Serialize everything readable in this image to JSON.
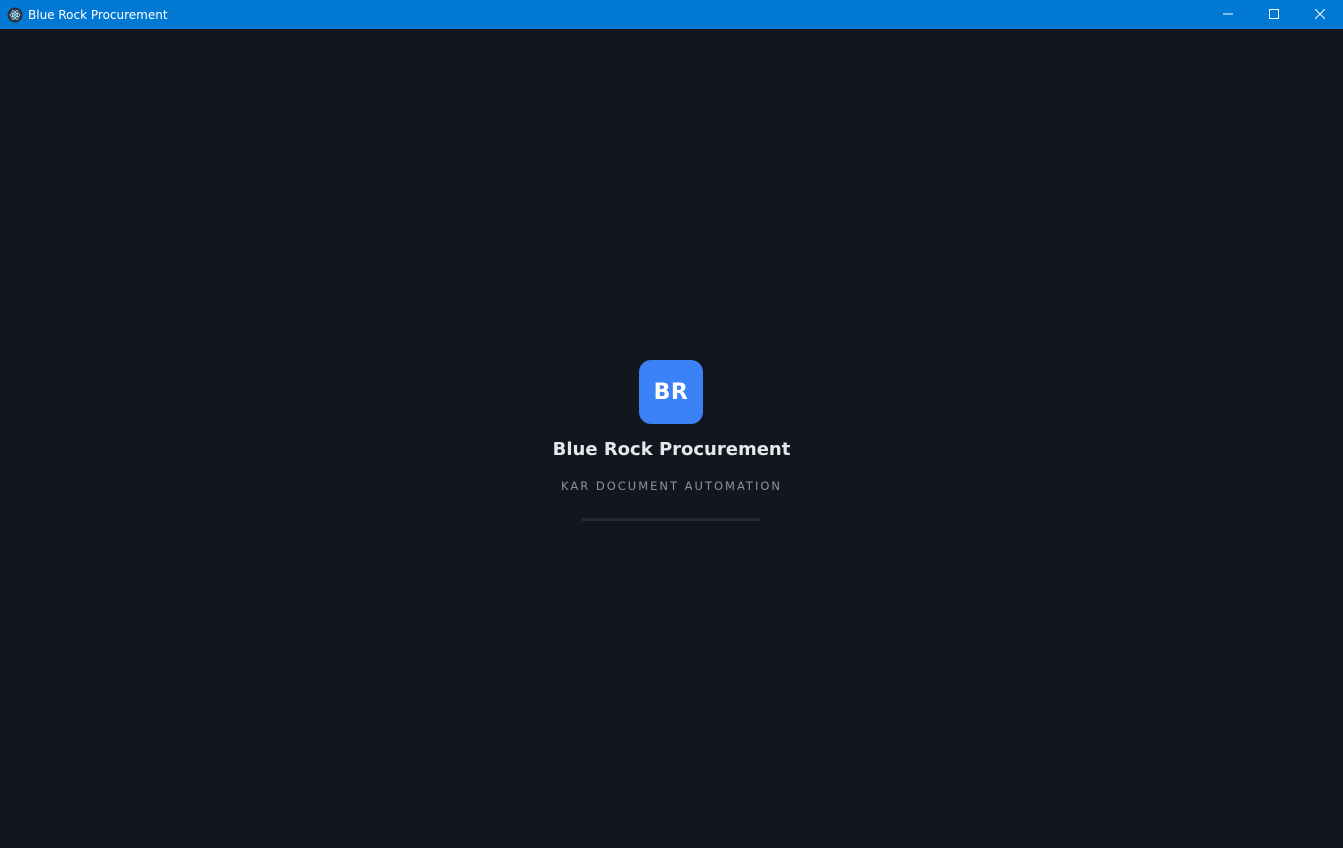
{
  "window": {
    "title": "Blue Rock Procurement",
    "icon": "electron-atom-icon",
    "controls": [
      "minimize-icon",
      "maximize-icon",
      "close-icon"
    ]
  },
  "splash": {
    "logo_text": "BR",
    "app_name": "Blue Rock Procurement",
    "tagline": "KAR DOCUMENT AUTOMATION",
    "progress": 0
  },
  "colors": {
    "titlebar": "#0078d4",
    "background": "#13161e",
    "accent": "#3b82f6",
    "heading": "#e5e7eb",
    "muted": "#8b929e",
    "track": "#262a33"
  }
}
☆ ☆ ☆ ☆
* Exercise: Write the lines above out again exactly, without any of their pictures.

* Answer:
Serialize everything readable in this image to JSON.
{
  "window": {
    "title": "Blue Rock Procurement",
    "icon": "electron-atom-icon",
    "controls": [
      "minimize-icon",
      "maximize-icon",
      "close-icon"
    ]
  },
  "splash": {
    "logo_text": "BR",
    "app_name": "Blue Rock Procurement",
    "tagline": "KAR DOCUMENT AUTOMATION",
    "progress": 0
  },
  "colors": {
    "titlebar": "#0078d4",
    "background": "#13161e",
    "accent": "#3b82f6",
    "heading": "#e5e7eb",
    "muted": "#8b929e",
    "track": "#262a33"
  }
}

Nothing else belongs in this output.